By Any Other Name: Shakespeare in Translation
On the lawn outside the Shakespeare Society’s house on a sunny Friday afternoon, a group of Wellesley faculty and students gathered to celebrate the famous bard. Familiar scenes and sonnets were on the program, but they didn’t sound quite like traditional Shakespeare. Actors performed parts of The Tempest in Arabic and Tamazight and Sonnet 18 in Korean. Hamlet was presented in Spanish and German, and A Midsummer Night’s Dream in Mandarin. This was “Shakespeare in Translation.”
The annual event was born from a conversation between Rachid Idir Aadnani, senior lecturer in Middle Eastern studies and director for Arabic and Middle Eastern studies, and Naomi Whitney-Hirschmann ’19, when she was a sophomore.
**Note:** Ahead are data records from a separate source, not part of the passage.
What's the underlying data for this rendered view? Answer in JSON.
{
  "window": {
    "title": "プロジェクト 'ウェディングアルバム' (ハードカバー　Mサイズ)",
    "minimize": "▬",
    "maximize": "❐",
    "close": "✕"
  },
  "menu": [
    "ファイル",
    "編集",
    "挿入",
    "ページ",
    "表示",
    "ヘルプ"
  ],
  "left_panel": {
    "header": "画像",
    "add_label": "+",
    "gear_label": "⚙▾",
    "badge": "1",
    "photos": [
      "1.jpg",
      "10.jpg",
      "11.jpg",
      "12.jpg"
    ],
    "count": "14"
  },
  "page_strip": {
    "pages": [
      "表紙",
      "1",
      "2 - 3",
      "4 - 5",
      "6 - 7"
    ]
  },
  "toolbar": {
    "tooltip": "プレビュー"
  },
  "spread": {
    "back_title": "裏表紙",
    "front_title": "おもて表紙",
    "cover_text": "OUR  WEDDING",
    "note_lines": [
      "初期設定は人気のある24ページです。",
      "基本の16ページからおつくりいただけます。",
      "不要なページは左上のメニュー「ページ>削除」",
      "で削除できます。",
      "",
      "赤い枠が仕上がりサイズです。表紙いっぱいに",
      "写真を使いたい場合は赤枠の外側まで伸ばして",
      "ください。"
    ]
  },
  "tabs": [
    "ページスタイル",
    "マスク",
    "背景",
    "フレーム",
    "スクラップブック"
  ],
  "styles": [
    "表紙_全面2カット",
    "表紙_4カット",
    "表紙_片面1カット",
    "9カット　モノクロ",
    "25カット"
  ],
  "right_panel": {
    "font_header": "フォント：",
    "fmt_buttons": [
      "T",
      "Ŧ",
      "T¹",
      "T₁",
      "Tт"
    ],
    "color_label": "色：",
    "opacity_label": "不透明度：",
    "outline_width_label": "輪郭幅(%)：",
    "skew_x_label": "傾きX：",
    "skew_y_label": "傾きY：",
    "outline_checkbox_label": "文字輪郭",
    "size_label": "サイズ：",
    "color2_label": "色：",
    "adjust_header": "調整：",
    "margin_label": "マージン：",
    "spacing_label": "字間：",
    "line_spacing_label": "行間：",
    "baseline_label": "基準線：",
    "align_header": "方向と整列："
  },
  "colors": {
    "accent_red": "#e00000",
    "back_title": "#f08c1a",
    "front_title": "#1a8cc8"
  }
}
An international relations–history major and a Middle Eastern studies minor, as well as a member of the Shakespeare Society (known as Shakes), she grew up in Minneapolis speaking English and German. At Wellesley, she began to study Arabic, which is how she met Aadnani.
Whitney-Hirschmann and Aadnani batted around the idea of featuring Shakespeare in various languages for several years, until finally, in the spring of her senior year, Whitney-Hirschmann organized the first “Shakespeare in Translation” event, held at the Shakespeare Society House and sponsored by the Jay R. Schochet Cultural Events Series. With the help of Joy McWilliams ’20, then the vice president of Shakes, Whitney-Hirschmann and the Shakes planning committee sought members of the Wellesley community who were interested in translating, performing, or directing a scene.
We are celebrating diversity of faculty and students and not letting ourselves be limited by the traditional Shakespeare forms.Tina (Jiayi) Zhao ’22
“There is so much potential for discussion and collaboration when you look at translating Shakespeare,” said Whitney-Hirschmann, who continued studying Arabic in Amman, Jordan, through a year-long fellowship from the Center for Arabic Study Abroad (CASA), after graduating from Wellesley. Now, Whitney-Hirschmann is keeping up with her German while living in Berlin. “You’re bringing together people from different parts of campus, breaking down the walls of the societies, bringing people into discourse.” A performance of Othello in Arabic, for example, raised the question of what it means for a Moorish character to speak in his native tongue. McWilliams, who speaks Mandarin at home, translated a scene from King Lear with the help of her mom, which brought up personal questions about legacy and inheritance of language. “The event poses the questions,” said Whitney-Hirschmann, “and the answers come from people who participate.”
The 2019 event featured 14 performances and over a dozen languages. In 2020 the event was canceled due to the pandemic, and in 2021 it was held virtually. But this spring, on April 29, “Shakespeare in Translation” was back in person, and the mood on the Shakes lawn was joyful and enthusiastic. This year’s lineup featured 11 performances and 11 languages: Mandarin, French, German, Modern Hebrew, Korean, Portuguese, Czech, Dutch, Spanish, Tamazight, and even the language of music.
Tina (Jiayi) Zhao ’22, coordinator of the event, was thrilled that the performances could be held in person again. Zhao speaks Chinese, English, and French, and she performed in 2019 as a first-year. “It was my first time acting in a language that wasn’t English!” she said. This spring, Zhao was part of a scene from a French musical adaptation of Romeo and Juliet, performed in both French and Mandarin. “The language differences serve as a metaphor for the two houses in Verona and the barrier between the lovers,” explained Zhao.
Aadnani is proud of the way “Shakespeare in Translation” showcases Wellesley’s expansive language program, which offers classes in 15 languages: Arabic, Chinese, French, German, Greek, Hebrew, Hindi-Urdu, Italian, Japanese, Korean, Latin, Portuguese, Russian, Spanish, and Swahili. (Hebrew and Swahili were not offered in 2021–2022.) “Wellesley has already made the investment into all the languages we teach here,” said Aadnani, “and I wanted to see Wellesley promote itself more as a place for language.”
In addition to boosting the visibility of the language programs, this year’s planning committee wanted to ensure “Shakespeare in Translation” would be accessible to all members of the community, so they held the event on the front lawn, right in the center of campus, facing outward. “We are celebrating diversity of faculty and students,” said Zhao, “and not letting ourselves be limited by the traditional Shakespeare forms.”
“In the Shakes constitution we say that we want to study Shakespeare through a modern, diverse lens,” said Whitney-Hirschmann. “We want to make Shakespeare accessible, and ‘Shakespeare in Translation’ is one small part of how we can do that.”